• REQUIRED WORK: If a line in the data below contains "Mehr", copy it.

• RECORDS:
------------
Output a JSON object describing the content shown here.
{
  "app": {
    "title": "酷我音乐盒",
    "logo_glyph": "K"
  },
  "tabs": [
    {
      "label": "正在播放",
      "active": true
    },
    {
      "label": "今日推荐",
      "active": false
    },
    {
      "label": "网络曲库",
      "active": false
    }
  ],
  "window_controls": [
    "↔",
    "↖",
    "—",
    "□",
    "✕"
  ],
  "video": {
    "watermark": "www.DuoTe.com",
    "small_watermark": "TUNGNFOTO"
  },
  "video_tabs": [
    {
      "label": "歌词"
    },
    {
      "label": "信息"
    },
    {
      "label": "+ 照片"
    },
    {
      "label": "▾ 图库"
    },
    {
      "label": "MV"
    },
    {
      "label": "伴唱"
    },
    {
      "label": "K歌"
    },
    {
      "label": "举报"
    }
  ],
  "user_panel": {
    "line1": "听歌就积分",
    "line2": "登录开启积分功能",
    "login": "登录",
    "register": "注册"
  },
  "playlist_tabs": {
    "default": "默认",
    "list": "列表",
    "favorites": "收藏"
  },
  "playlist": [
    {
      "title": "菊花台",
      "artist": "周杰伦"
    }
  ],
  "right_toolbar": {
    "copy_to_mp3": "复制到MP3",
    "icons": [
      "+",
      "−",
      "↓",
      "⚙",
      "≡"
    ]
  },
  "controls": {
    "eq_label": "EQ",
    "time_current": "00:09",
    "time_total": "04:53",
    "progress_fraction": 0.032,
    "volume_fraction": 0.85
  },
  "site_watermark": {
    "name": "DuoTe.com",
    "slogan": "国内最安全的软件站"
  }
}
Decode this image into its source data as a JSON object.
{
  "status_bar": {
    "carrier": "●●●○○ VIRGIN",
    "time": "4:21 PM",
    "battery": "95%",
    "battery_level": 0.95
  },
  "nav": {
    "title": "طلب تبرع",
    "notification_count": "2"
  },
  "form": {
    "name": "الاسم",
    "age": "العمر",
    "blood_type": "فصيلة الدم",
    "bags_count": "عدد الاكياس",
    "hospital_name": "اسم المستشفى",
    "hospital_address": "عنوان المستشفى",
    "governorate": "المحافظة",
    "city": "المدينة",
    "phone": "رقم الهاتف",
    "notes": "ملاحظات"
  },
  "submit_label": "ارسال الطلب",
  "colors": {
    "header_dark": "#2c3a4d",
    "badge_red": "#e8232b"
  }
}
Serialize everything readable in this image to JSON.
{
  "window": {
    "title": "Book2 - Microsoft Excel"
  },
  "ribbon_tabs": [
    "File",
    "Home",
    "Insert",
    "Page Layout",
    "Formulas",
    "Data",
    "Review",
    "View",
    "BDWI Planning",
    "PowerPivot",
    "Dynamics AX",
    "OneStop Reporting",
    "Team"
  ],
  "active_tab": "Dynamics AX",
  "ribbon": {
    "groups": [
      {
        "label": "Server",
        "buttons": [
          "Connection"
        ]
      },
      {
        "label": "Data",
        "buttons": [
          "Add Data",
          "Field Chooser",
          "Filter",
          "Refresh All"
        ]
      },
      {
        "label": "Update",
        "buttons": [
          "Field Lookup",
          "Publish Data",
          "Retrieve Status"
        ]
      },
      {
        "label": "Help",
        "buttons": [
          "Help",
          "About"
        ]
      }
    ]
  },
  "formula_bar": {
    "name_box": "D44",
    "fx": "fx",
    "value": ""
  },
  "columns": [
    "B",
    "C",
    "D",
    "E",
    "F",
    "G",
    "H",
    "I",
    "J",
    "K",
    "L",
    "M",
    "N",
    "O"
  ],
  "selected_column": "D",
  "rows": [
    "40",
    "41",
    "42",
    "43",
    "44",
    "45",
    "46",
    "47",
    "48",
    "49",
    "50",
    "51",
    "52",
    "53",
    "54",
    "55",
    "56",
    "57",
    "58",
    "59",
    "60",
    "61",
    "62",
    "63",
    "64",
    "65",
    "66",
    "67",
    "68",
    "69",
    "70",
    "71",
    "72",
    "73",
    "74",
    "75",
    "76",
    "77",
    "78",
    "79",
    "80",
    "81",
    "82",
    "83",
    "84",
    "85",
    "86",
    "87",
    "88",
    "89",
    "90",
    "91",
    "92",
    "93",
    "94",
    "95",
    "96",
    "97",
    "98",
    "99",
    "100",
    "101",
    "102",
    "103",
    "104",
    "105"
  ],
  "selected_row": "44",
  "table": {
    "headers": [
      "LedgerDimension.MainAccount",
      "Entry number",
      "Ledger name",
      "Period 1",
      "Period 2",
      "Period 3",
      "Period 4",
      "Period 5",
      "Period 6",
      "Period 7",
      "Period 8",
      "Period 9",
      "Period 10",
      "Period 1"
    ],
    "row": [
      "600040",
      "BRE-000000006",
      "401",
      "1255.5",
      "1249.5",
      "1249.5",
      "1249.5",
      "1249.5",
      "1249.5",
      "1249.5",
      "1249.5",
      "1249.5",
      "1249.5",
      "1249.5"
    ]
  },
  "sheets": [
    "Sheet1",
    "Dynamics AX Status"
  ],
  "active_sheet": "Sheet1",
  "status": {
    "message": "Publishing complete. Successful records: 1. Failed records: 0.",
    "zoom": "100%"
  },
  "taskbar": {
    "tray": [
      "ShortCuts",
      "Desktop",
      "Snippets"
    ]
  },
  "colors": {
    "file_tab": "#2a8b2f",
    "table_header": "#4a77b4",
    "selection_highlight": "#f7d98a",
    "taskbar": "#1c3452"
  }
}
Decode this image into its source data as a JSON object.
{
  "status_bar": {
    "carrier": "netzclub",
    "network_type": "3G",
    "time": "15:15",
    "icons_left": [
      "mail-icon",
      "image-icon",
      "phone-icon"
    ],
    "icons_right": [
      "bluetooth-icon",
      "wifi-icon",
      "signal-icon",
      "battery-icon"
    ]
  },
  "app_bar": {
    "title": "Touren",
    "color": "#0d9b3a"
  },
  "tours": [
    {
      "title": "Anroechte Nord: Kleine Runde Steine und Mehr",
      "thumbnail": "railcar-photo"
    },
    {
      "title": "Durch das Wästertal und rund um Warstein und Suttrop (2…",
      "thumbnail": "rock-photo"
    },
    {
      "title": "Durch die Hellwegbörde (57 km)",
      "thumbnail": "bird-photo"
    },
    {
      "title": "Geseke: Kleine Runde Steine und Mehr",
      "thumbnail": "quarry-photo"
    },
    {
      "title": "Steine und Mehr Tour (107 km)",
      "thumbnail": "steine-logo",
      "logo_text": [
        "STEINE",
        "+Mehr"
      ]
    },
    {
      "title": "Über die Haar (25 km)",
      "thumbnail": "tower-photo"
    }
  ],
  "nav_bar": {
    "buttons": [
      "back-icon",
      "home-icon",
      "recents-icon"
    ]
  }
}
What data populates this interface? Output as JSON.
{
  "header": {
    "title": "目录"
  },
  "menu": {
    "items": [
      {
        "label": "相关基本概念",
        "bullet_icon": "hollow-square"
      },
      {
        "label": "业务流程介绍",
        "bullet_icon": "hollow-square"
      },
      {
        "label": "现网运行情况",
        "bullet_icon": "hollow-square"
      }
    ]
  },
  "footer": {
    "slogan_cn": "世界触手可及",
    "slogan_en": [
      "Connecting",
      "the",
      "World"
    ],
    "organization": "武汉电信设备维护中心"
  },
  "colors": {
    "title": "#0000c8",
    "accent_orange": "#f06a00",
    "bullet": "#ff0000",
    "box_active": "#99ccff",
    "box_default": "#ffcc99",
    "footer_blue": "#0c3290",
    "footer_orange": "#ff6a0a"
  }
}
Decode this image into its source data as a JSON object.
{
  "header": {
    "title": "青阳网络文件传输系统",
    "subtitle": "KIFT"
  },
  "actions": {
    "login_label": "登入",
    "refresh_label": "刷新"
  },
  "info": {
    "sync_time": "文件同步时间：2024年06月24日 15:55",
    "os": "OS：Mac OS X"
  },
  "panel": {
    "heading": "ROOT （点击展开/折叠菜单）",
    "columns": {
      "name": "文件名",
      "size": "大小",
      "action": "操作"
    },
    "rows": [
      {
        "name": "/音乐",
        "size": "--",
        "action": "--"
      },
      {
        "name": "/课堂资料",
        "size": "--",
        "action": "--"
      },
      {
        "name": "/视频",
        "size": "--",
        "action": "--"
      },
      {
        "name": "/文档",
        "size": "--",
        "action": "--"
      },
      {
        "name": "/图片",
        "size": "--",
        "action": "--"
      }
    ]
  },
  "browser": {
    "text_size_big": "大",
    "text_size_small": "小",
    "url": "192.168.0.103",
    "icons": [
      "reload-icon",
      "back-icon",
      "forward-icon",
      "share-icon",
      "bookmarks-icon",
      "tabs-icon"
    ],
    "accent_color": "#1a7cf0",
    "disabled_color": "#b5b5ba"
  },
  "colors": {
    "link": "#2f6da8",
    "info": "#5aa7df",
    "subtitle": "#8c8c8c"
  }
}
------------
• REPLY TO THE TASK:
      "title": "Anroechte Nord: Kleine Runde Steine und Mehr",
      "title": "Geseke: Kleine Runde Steine und Mehr",
      "title": "Steine und Mehr Tour (107 km)",
        "+Mehr"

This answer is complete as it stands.